DATA PROVIDED:
##############################

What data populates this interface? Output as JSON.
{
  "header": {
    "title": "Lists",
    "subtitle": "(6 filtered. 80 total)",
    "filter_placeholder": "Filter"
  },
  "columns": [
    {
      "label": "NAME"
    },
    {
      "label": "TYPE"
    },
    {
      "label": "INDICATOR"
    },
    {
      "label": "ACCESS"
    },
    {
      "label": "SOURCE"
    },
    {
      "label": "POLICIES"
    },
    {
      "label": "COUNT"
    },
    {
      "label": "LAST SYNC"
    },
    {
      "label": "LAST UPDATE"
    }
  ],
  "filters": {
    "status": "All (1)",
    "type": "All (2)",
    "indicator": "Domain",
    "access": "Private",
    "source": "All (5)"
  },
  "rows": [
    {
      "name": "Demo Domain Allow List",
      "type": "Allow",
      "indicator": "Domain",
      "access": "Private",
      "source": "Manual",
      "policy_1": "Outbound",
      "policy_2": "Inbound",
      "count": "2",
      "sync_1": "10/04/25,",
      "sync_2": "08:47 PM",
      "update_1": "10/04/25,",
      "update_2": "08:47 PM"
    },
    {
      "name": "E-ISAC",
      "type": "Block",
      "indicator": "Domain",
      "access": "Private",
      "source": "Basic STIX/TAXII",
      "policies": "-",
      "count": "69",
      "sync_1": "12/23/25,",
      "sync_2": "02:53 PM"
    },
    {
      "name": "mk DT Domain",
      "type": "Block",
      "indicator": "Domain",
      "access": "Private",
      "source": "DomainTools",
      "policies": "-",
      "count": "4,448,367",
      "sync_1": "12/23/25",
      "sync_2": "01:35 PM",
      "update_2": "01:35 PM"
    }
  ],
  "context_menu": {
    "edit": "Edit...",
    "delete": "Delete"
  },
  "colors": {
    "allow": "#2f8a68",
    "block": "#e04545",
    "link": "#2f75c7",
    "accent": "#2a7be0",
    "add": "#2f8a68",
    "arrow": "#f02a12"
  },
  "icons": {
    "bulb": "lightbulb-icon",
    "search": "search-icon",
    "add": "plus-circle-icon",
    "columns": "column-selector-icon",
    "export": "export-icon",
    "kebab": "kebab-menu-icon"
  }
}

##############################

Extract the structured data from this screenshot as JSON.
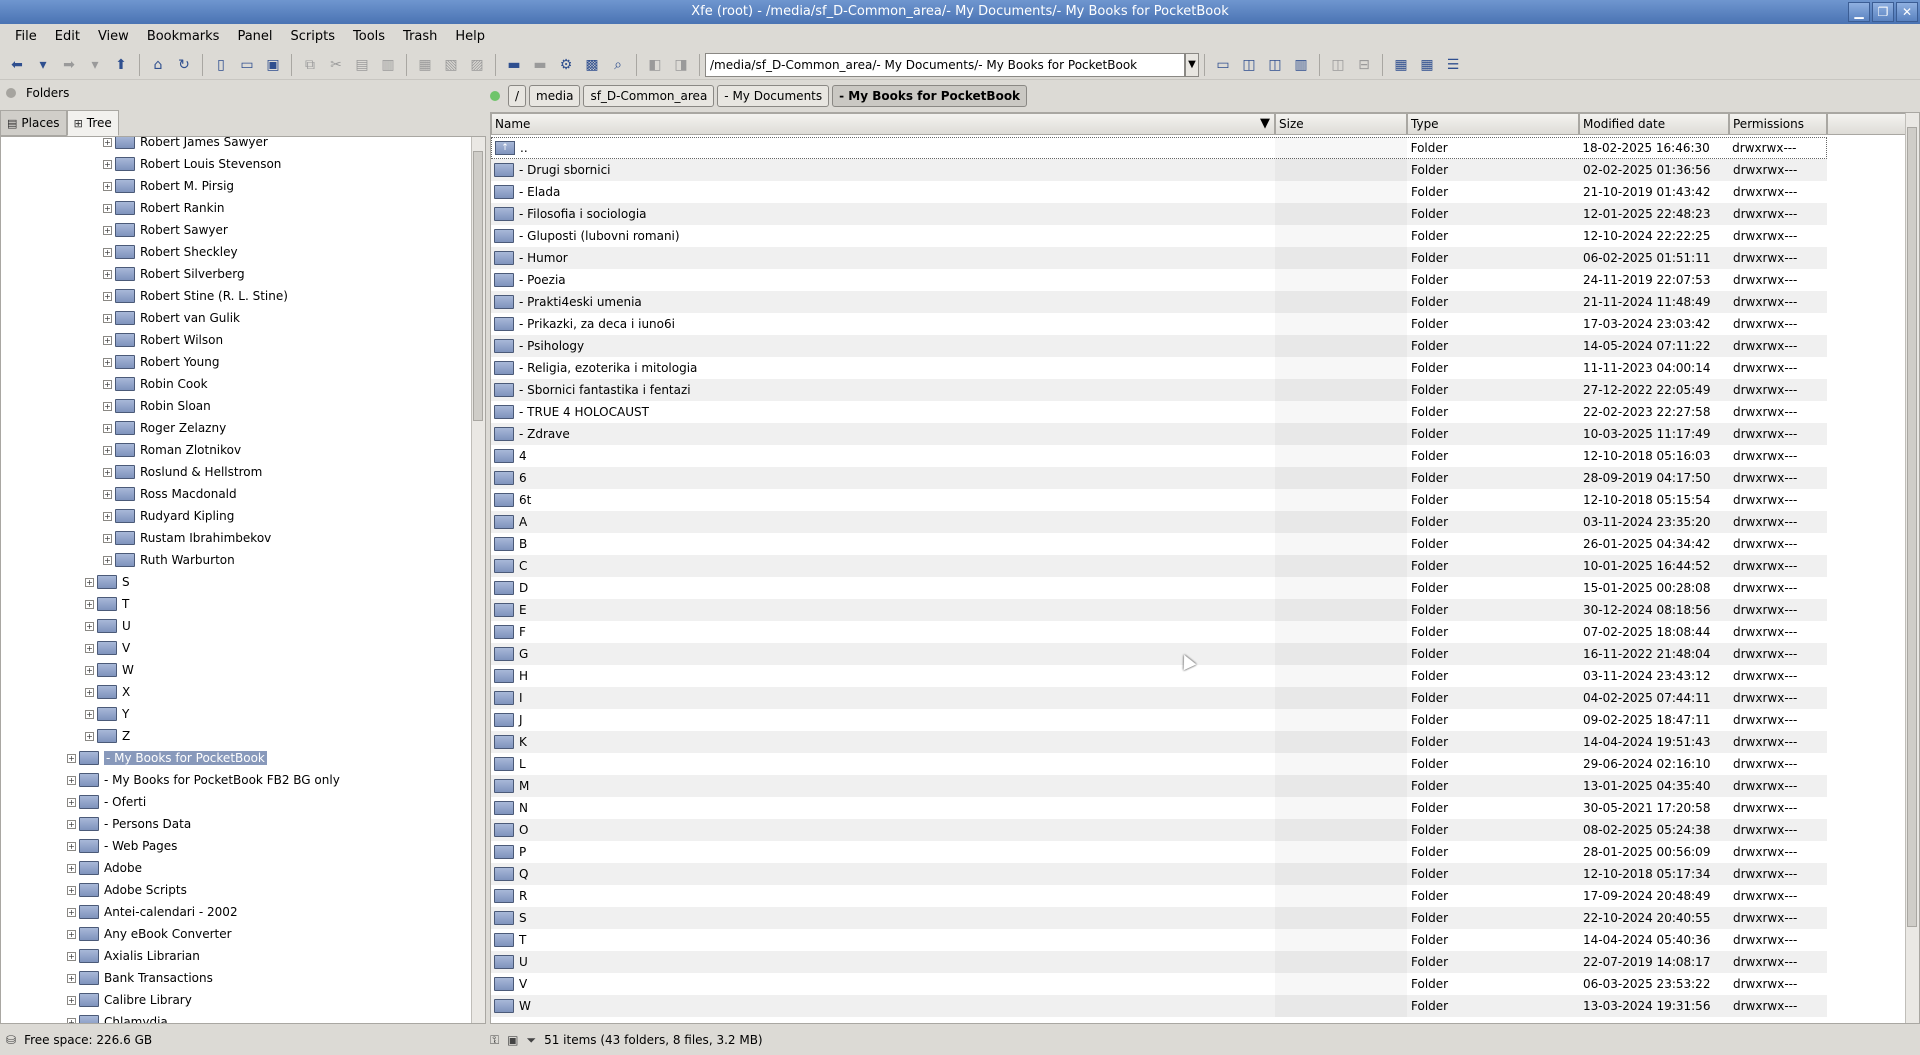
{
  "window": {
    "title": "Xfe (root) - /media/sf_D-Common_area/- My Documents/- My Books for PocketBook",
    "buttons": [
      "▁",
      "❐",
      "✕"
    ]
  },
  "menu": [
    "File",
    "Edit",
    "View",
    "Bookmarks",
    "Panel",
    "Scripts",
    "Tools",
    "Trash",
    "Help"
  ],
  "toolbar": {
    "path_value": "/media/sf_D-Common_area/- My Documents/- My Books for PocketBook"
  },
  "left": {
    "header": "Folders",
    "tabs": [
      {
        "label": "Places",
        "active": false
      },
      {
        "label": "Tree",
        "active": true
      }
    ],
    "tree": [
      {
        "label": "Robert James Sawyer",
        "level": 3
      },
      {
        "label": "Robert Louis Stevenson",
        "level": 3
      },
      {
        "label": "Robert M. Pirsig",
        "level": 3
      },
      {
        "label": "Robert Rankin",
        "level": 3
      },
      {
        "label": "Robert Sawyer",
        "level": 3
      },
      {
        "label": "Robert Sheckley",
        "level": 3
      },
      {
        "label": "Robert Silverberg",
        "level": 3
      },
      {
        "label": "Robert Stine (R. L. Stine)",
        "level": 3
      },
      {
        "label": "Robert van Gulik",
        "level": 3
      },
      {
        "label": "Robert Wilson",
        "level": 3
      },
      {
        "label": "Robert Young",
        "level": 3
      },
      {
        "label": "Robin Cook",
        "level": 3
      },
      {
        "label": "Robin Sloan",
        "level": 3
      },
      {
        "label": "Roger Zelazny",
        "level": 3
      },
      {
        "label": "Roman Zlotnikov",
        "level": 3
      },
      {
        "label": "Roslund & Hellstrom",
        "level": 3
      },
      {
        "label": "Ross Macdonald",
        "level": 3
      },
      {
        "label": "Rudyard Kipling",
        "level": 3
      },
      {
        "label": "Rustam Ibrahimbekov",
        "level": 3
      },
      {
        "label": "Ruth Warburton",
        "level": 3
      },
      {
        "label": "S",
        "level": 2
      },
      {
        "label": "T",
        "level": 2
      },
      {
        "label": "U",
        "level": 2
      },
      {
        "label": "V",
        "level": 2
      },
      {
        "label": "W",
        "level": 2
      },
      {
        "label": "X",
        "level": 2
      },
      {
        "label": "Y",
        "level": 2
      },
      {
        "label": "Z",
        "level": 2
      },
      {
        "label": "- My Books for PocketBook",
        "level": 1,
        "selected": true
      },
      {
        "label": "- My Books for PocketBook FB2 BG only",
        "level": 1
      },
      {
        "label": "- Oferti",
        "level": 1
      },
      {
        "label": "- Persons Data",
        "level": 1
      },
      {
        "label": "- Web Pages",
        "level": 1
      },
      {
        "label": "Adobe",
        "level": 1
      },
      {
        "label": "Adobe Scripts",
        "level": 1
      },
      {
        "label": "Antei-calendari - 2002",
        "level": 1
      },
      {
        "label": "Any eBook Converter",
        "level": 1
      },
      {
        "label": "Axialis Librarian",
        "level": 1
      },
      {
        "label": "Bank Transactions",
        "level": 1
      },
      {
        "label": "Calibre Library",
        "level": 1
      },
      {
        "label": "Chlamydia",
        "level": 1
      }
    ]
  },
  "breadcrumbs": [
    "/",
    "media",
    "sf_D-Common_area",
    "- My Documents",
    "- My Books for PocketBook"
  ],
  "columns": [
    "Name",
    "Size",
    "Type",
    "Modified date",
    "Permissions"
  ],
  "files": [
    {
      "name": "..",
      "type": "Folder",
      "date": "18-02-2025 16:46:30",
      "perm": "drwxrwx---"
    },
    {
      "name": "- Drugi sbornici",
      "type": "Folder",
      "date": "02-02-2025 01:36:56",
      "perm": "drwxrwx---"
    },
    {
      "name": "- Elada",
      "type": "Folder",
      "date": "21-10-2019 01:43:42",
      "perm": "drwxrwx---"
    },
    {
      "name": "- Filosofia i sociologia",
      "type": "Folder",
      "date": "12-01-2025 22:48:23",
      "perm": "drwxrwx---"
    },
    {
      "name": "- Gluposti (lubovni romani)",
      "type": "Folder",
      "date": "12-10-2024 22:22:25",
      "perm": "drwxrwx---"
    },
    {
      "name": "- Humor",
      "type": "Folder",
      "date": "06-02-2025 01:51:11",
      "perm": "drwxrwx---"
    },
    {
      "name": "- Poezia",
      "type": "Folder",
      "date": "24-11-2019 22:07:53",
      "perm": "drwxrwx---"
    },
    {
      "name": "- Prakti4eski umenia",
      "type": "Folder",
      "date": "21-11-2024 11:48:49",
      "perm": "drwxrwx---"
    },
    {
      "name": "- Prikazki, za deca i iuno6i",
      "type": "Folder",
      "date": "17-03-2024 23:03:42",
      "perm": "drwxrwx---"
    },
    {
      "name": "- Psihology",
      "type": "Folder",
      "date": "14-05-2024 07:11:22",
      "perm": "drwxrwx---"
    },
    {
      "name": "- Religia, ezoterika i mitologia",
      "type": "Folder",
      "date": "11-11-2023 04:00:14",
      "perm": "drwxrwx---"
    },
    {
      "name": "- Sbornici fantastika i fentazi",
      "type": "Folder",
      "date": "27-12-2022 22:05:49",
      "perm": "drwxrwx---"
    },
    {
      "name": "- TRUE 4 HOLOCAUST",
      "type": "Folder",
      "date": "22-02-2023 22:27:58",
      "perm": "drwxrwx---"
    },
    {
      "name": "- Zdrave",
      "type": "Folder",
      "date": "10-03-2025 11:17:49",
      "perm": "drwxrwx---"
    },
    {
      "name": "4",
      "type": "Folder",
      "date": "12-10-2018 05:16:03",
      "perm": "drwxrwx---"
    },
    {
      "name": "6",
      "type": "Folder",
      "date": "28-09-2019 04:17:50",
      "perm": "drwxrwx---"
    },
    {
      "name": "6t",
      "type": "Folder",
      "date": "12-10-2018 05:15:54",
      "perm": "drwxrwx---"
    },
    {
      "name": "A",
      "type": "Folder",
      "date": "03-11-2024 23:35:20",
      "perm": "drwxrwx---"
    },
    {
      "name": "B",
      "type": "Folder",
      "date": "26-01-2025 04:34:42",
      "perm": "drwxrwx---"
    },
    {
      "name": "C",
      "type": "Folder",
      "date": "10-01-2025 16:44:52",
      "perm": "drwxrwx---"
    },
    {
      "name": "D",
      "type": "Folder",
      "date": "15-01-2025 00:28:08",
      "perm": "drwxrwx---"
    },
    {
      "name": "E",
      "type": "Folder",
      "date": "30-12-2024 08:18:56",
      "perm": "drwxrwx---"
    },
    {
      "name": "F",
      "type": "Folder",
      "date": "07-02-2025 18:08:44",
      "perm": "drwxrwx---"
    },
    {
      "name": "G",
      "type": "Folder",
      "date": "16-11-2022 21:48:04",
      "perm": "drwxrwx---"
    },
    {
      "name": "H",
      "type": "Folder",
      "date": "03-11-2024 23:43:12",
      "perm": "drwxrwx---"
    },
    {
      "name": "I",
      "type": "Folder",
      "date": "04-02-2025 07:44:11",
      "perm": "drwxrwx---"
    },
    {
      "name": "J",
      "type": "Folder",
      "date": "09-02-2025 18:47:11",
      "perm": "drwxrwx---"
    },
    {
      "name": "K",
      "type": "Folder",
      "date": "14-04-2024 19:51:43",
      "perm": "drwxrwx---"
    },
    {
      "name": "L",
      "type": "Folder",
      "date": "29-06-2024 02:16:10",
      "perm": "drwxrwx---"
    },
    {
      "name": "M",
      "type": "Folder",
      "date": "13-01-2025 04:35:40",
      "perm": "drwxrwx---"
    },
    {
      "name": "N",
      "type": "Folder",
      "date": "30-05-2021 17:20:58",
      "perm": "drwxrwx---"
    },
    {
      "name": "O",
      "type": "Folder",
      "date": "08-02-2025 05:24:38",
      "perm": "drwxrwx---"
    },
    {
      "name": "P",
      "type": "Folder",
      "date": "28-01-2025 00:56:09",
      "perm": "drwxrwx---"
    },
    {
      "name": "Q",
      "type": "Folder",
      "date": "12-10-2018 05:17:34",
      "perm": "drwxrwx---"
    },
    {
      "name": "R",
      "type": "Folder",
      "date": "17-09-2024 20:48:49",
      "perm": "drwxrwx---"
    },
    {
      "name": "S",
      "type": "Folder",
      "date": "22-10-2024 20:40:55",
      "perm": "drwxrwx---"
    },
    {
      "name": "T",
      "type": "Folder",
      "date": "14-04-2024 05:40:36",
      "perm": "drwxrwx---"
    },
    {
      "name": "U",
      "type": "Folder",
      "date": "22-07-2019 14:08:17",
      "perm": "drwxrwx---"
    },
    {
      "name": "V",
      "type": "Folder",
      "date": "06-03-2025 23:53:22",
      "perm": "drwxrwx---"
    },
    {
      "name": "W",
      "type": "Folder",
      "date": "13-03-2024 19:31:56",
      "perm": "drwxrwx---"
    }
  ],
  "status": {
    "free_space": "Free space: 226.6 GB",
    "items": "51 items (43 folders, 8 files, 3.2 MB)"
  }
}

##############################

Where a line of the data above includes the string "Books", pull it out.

RESPONSE BELOW:
    "title": "Xfe (root) - /media/sf_D-Common_area/- My Documents/- My Books for PocketBook",
    "path_value": "/media/sf_D-Common_area/- My Documents/- My Books for PocketBook"
        "label": "- My Books for PocketBook",
        "label": "- My Books for PocketBook FB2 BG only",
    "- My Books for PocketBook"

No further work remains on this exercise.